American Composers and Musicians from A to Z: E (Part 1 – Ellington, Duke)

Continuing our series of American composers from A to Z, we come to the letter E. Personally, I can think of no better example than Duke Ellington. I consider him to be one of the first great quintessential “American” composers of his time, who wrote music in a true American idiom, rather than copying Western […]

Carnegie Hall of the South: Nashville’s Musical Legacy, Part 2

This is the second half of a two-part post on Nashville’s musical history and related books in the NLS Music Collection. Read the first part here: Athens of the South: Nashville’s Musical Legacy, Part 1. Nashville’s most famous music venue, the Ryman Auditorium, was completed in 1892 and was originally a church called the Union […]

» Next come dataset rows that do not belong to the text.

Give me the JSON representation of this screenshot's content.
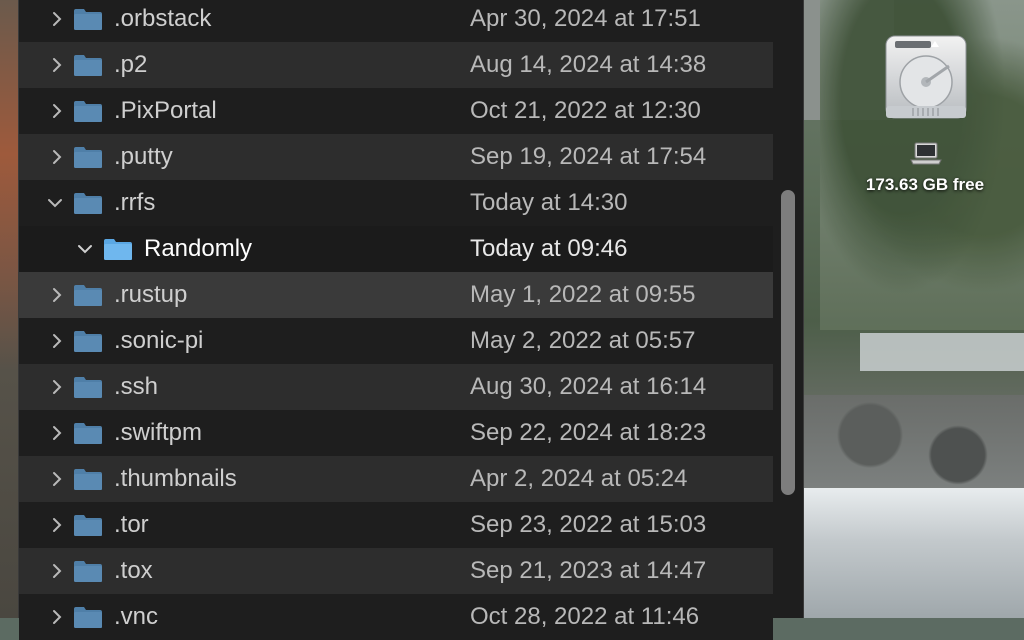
{
  "desktop": {
    "drive_label": "173.63 GB free"
  },
  "rows": [
    {
      "name": ".orbstack",
      "date": "Apr 30, 2024 at 17:51",
      "expanded": false
    },
    {
      "name": ".p2",
      "date": "Aug 14, 2024 at 14:38",
      "expanded": false
    },
    {
      "name": ".PixPortal",
      "date": "Oct 21, 2022 at 12:30",
      "expanded": false
    },
    {
      "name": ".putty",
      "date": "Sep 19, 2024 at 17:54",
      "expanded": false
    },
    {
      "name": ".rrfs",
      "date": "Today at 14:30",
      "expanded": true
    },
    {
      "name": "Randomly",
      "date": "Today at 09:46",
      "expanded": false
    },
    {
      "name": ".rustup",
      "date": "May 1, 2022 at 09:55",
      "expanded": false
    },
    {
      "name": ".sonic-pi",
      "date": "May 2, 2022 at 05:57",
      "expanded": false
    },
    {
      "name": ".ssh",
      "date": "Aug 30, 2024 at 16:14",
      "expanded": false
    },
    {
      "name": ".swiftpm",
      "date": "Sep 22, 2024 at 18:23",
      "expanded": false
    },
    {
      "name": ".thumbnails",
      "date": "Apr 2, 2024 at 05:24",
      "expanded": false
    },
    {
      "name": ".tor",
      "date": "Sep 23, 2022 at 15:03",
      "expanded": false
    },
    {
      "name": ".tox",
      "date": "Sep 21, 2023 at 14:47",
      "expanded": false
    },
    {
      "name": ".vnc",
      "date": "Oct 28, 2022 at 11:46",
      "expanded": false
    }
  ],
  "colors": {
    "folder_dark": "#4f7fa8",
    "folder_light": "#6fb7ee",
    "row_alt": "#2d2d2d",
    "row_base": "#1e1e1e"
  },
  "icons": {
    "collapsed": "chevron-right-icon",
    "expanded": "chevron-down-icon",
    "folder": "folder-icon",
    "drive": "hard-drive-icon",
    "laptop": "laptop-icon"
  }
}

American Composers and Musicians from A to Z: D (Part 2 – Davis, “Blind” John and Dranes, Arizona)

Blind John Davis Blind John Davis was born in Mississippi in 1913, but moved to Chicago with his family at a young age.  He lost his sight shortly thereafter at age 9. He began to learn the piano as a teen, and later became a regular session musician for famous blues record producer Lester Melrose […]

A Gem in the Music Appreciation Collection

One of the most nerve-racking events I ever experienced as a music student was participating in master classes. I remember one class in particular vividly; the feeling of slight panic as the master class teacher repeated for the fourth time, “no, not like that, try again.” I could hear the audience shifting in their seats […]

It’s Summertime!

Now that the hockey season is officially over, there is only one major sport that is capturing the nation’s attention: baseball! I find that baseball is synonymous with summer, as it’s been played in the summer months for generations. I’m sure I’m not alone recalling warm summer evenings spent gathered around the radio listening to […]

New Titles from Bill Brown

For this week’s blog, the staff of the Music Section decided it would be a good idea to update our readers on some of our newly added titles from Bill Brown. These books are not on BARD. However, they are all available on digital cartridge. If you see something that interests you, please get in touch […]